What we need to remember, though, is that Australia has had it easy for the past ten to fifteen years. It’s not just Ponting, the whole team needs to relearn how to play test cricket. We’re being beaten this summer by an English team who are simply in better form, and playing better test cricket. Our batsmen are not trained to carve out an innings slowly, most of them want to score quickly, and that’s not always the way to play. We’re not the far-and-away world champions any more, and therefore we need to actually discover how to play the real game again. The days of Hayden, Langer, Gilchrist, Lee, Warne and McGrath are over, so we need to discover where we are now.
This one’s interesting. We’re back into some of the rules and regulations of life in the camp of Israel at the moment.
First we go through the information about people who are unclean again. Skin diseases and so on mean that you need to stay outside the camp. The traditional term is leprosy, but not necessarily in the same way that we view leprosy today. I guess it’s fair enough, something like chicken pox, for example, can be pretty rough on a person even today, and is highly contagious; imagine what devastation it could have brought back then.
Then we go through making restitution – which I’ll come back to.
Third is this segment about, basically, if a man suspects his wife of being unfaithful.
Now I don’t necessarily know what life must have been like back then, whether the differences in culture meant that people were more or less suspicious of a cheating spouse. However, I have known some people in my life who are amazingly jealous, and no matter how much convincing you try to give them, they just don’t seem to be able to trust their partner. Even if that partner has never actually given them reason to doubt.
What I also find myself wondering – and I get that this time it is related to culture and a very male-dominant society – why is this test only applicable to the wives?
The portion of this passage that really stood out to me was the middle section, about making restitution.
“Say to the Israelites: ‘When a man or woman wrongs another in any way and so is unfaithful to the LORD, that person is guilty.’” ~ Numbers 5:6
This is a point that I think many people realise, but not so many people really get, if that makes sense. Doing wrong against a fellow human being, is to be unfaithful to God. This comes back, again, to the recognition that God is Love.
Jesus said that the greatest commandment was to love the Lord our God with all our heart, soul and mind; and that the second is like it, to love our neighbour as ourself.
The biggest thing that God is about, is Love
God’s love is required not just towards him, but also towards one another. In the Israelite time under the law, restitution had to be made if wrong had been done.Even if there was no one to actually pay the restitution to, then it was to be paid to God. God is love, he is also just – a person wasn’t going to get out of their responsibility just because there was no one there to accept their payment. It was consistent across the board.
I do just want to come back to God’s love, though. I’m finding it amazing as I’ve read through these books of the law so far, just how strongly it shows God’s love. I think I often had a misconception of the law, that sort of separated it from God’s love. To use the points that I raised tonight about God being love, but also being just – I think I almost viewed the law as only God’s justice, and his love didn’t come into being until after Jesus died.

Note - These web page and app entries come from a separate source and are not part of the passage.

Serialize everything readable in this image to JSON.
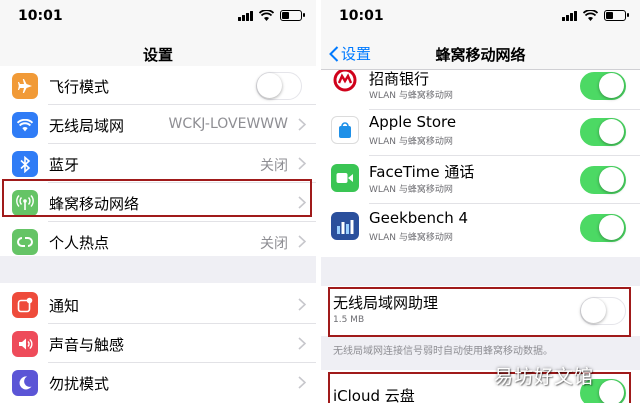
{
  "left": {
    "status": {
      "time": "10:01"
    },
    "nav_title": "设置",
    "rows_group1": [
      {
        "label": "飞行模式",
        "icon": "airplane-icon",
        "color": "#f19a37",
        "toggle": "off"
      },
      {
        "label": "无线局域网",
        "value": "WCKJ-LOVEWWW",
        "icon": "wifi-icon",
        "color": "#2f7cf6"
      },
      {
        "label": "蓝牙",
        "value": "关闭",
        "icon": "bluetooth-icon",
        "color": "#2f7cf6"
      },
      {
        "label": "蜂窝移动网络",
        "icon": "antenna-icon",
        "color": "#65c466",
        "highlighted": true
      },
      {
        "label": "个人热点",
        "value": "关闭",
        "icon": "hotspot-icon",
        "color": "#65c466"
      }
    ],
    "rows_group2": [
      {
        "label": "通知",
        "icon": "notification-icon",
        "color": "#ee4b3b"
      },
      {
        "label": "声音与触感",
        "icon": "speaker-icon",
        "color": "#ee4b5a"
      },
      {
        "label": "勿扰模式",
        "icon": "moon-icon",
        "color": "#5b55d6"
      }
    ]
  },
  "right": {
    "status": {
      "time": "10:01"
    },
    "back_label": "设置",
    "nav_title": "蜂窝移动网络",
    "apps": [
      {
        "name": "招商银行",
        "sub": "WLAN 与蜂窝移动网",
        "icon": "cmb-bank-icon",
        "color": "#d0021b"
      },
      {
        "name": "Apple Store",
        "sub": "WLAN 与蜂窝移动网",
        "icon": "apple-store-icon",
        "color": "#1e90e8"
      },
      {
        "name": "FaceTime 通话",
        "sub": "WLAN 与蜂窝移动网",
        "icon": "facetime-icon",
        "color": "#3ac554"
      },
      {
        "name": "Geekbench 4",
        "sub": "WLAN 与蜂窝移动网",
        "icon": "geekbench-icon",
        "color": "#2a4f9c"
      }
    ],
    "wifi_assist": {
      "label": "无线局域网助理",
      "size": "1.5 MB",
      "toggle": "off"
    },
    "footnote": "无线局域网连接信号弱时自动使用蜂窝移动数据。",
    "icloud": {
      "label": "iCloud 云盘",
      "toggle": "on"
    }
  },
  "watermark": "易坊好文馆",
  "colors": {
    "accent": "#007aff",
    "highlight": "#a01a1a",
    "toggle_on": "#4cd964"
  }
}
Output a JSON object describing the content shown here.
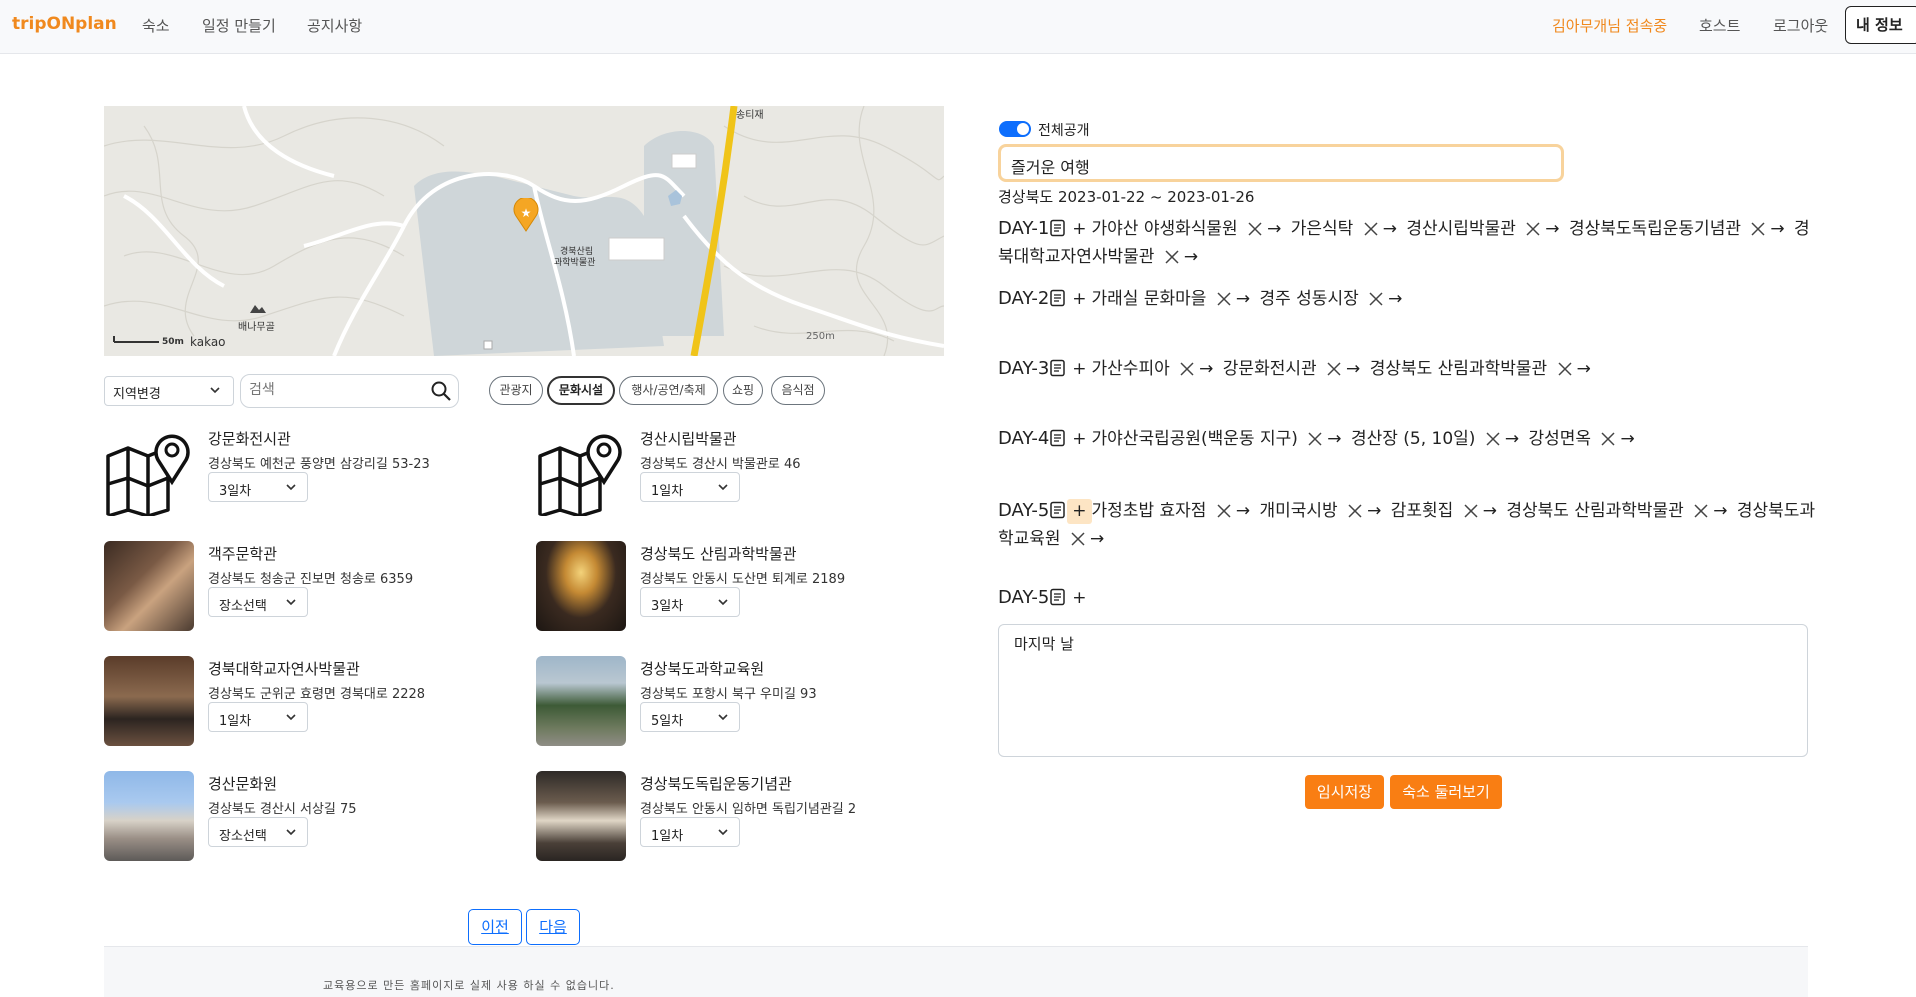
{
  "navbar": {
    "brand": "tripONplan",
    "links": [
      "숙소",
      "일정 만들기",
      "공지사항"
    ],
    "user_status": "김아무개님 접속중",
    "host": "호스트",
    "logout": "로그아웃",
    "my_info": "내 정보"
  },
  "map": {
    "labels": [
      "송티재",
      "경북산림",
      "과학박물관",
      "배나무골",
      "250m",
      "50m",
      "kakao"
    ]
  },
  "filters": {
    "region": "지역변경",
    "search_placeholder": "검색",
    "categories": [
      "관광지",
      "문화시설",
      "행사/공연/축제",
      "쇼핑",
      "음식점"
    ],
    "active_category": "문화시설"
  },
  "places": [
    {
      "name": "강문화전시관",
      "address": "경상북도 예천군 풍양면 삼강리길 53-23",
      "select": "3일차"
    },
    {
      "name": "경산시립박물관",
      "address": "경상북도 경산시 박물관로 46",
      "select": "1일차"
    },
    {
      "name": "객주문학관",
      "address": "경상북도 청송군 진보면 청송로 6359",
      "select": "장소선택"
    },
    {
      "name": "경상북도 산림과학박물관",
      "address": "경상북도 안동시 도산면 퇴계로 2189",
      "select": "3일차"
    },
    {
      "name": "경북대학교자연사박물관",
      "address": "경상북도 군위군 효령면 경북대로 2228",
      "select": "1일차"
    },
    {
      "name": "경상북도과학교육원",
      "address": "경상북도 포항시 북구 우미길 93",
      "select": "5일차"
    },
    {
      "name": "경산문화원",
      "address": "경상북도 경산시 서상길 75",
      "select": "장소선택"
    },
    {
      "name": "경상북도독립운동기념관",
      "address": "경상북도 안동시 임하면 독립기념관길 2",
      "select": "1일차"
    }
  ],
  "pagination": {
    "prev": "이전",
    "next": "다음"
  },
  "footer": "교육용으로 만든 홈페이지로 실제 사용 하실 수 없습니다.",
  "plan": {
    "visibility": "전체공개",
    "title": "즐거운 여행",
    "date_range": "경상북도 2023-01-22 ~ 2023-01-26",
    "days": [
      {
        "label": "DAY-1",
        "places": [
          "가야산 야생화식물원",
          "가은식탁",
          "경산시립박물관",
          "경상북도독립운동기념관",
          "경북대학교자연사박물관"
        ]
      },
      {
        "label": "DAY-2",
        "places": [
          "가래실 문화마을",
          "경주 성동시장"
        ]
      },
      {
        "label": "DAY-3",
        "places": [
          "가산수피아",
          "강문화전시관",
          "경상북도 산림과학박물관"
        ]
      },
      {
        "label": "DAY-4",
        "places": [
          "가야산국립공원(백운동 지구)",
          "경산장 (5, 10일)",
          "강성면옥"
        ]
      },
      {
        "label": "DAY-5",
        "places": [
          "가정초밥 효자점",
          "개미국시방",
          "감포횟집",
          "경상북도 산림과학박물관",
          "경상북도과학교육원"
        ]
      },
      {
        "label": "DAY-5",
        "places": []
      }
    ],
    "memo": "마지막 날",
    "save_draft": "임시저장",
    "browse_lodging": "숙소 둘러보기"
  }
}
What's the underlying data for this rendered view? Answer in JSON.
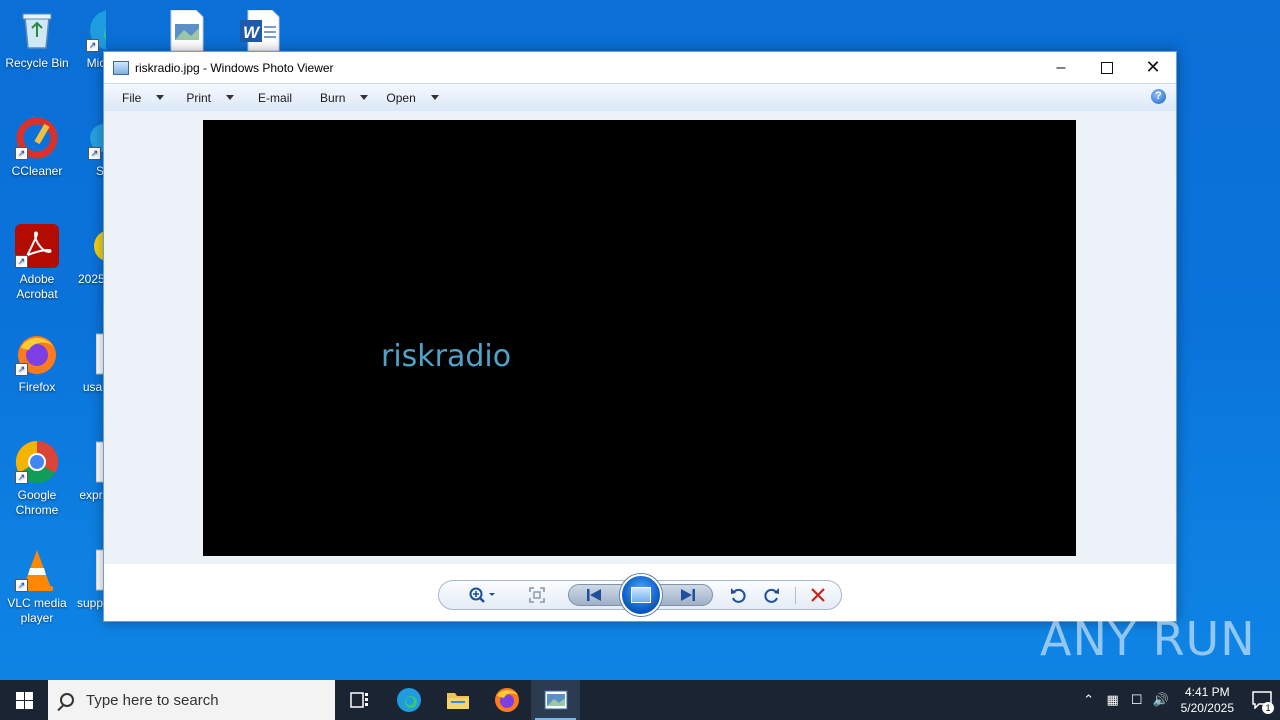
{
  "desktop": {
    "icons": [
      {
        "label": "Recycle Bin",
        "icon": "recycle-bin-icon"
      },
      {
        "label": "CCleaner",
        "icon": "ccleaner-icon"
      },
      {
        "label": "Adobe Acrobat",
        "icon": "adobe-acrobat-icon"
      },
      {
        "label": "Firefox",
        "icon": "firefox-icon"
      },
      {
        "label": "Google Chrome",
        "icon": "chrome-icon"
      },
      {
        "label": "VLC media player",
        "icon": "vlc-icon"
      }
    ],
    "partial_icons": [
      {
        "label": "Mic",
        "icon": "edge-icon"
      },
      {
        "label": "S",
        "icon": "app-icon"
      },
      {
        "label": "2025",
        "icon": "emoji-icon"
      },
      {
        "label": "usa",
        "icon": "file-icon"
      },
      {
        "label": "expr",
        "icon": "file-icon"
      },
      {
        "label": "supp",
        "icon": "file-icon"
      }
    ]
  },
  "window": {
    "title": "riskradio.jpg - Windows Photo Viewer",
    "menu": [
      "File",
      "Print",
      "E-mail",
      "Burn",
      "Open"
    ],
    "photo_text": "riskradio",
    "controls": [
      "zoom-icon",
      "fit-window-icon",
      "previous-icon",
      "slideshow-icon",
      "next-icon",
      "rotate-ccw-icon",
      "rotate-cw-icon",
      "delete-icon"
    ]
  },
  "watermark": "ANY RUN",
  "taskbar": {
    "search_placeholder": "Type here to search",
    "time": "4:41 PM",
    "date": "5/20/2025",
    "notification_count": "1"
  },
  "colors": {
    "desktop_blue": "#0a73da",
    "taskbar": "#1b2433",
    "photo_text": "#4fa3c9"
  }
}
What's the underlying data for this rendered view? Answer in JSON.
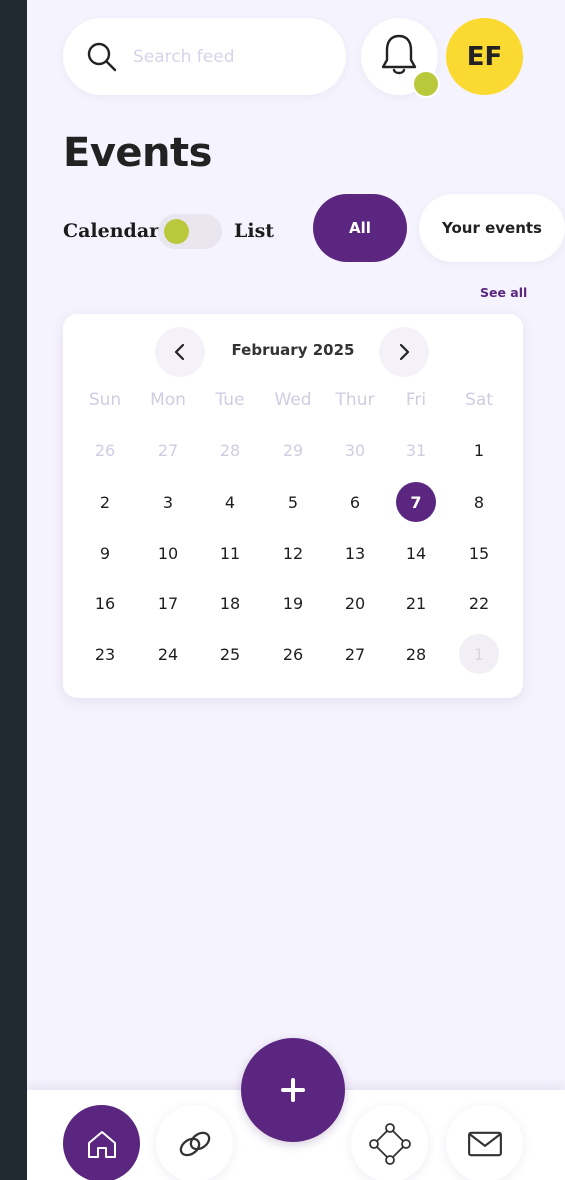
{
  "search": {
    "placeholder": "Search feed",
    "icon": "search-icon"
  },
  "header": {
    "bell_icon": "bell-icon",
    "avatar_initials": "EF",
    "status_dot_color": "#bac83b",
    "avatar_color": "#fad930"
  },
  "page": {
    "title": "Events"
  },
  "view_toggle": {
    "left_label": "Calendar",
    "right_label": "List"
  },
  "filters": {
    "all_label": "All",
    "your_events_label": "Your events",
    "active": "All"
  },
  "see_all_label": "See all",
  "calendar": {
    "month_label": "February 2025",
    "weekdays": [
      "Sun",
      "Mon",
      "Tue",
      "Wed",
      "Thur",
      "Fri",
      "Sat"
    ],
    "weeks": [
      [
        "26",
        "27",
        "28",
        "29",
        "30",
        "31",
        "1"
      ],
      [
        "2",
        "3",
        "4",
        "5",
        "6",
        "7",
        "8"
      ],
      [
        "9",
        "10",
        "11",
        "12",
        "13",
        "14",
        "15"
      ],
      [
        "16",
        "17",
        "18",
        "19",
        "20",
        "21",
        "22"
      ],
      [
        "23",
        "24",
        "25",
        "26",
        "27",
        "28",
        "1"
      ]
    ],
    "selected_day": "7"
  },
  "bottom_nav": {
    "items": [
      "home-icon",
      "link-icon",
      "add-icon",
      "network-icon",
      "mail-icon"
    ],
    "fab_label": "+",
    "active": "home-icon"
  },
  "colors": {
    "accent": "#5b2680",
    "background": "#f5f3fd",
    "lime": "#bac83b"
  }
}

This is so clearly not the case. The law spells out so obviously and so frequently that God’s comes from love.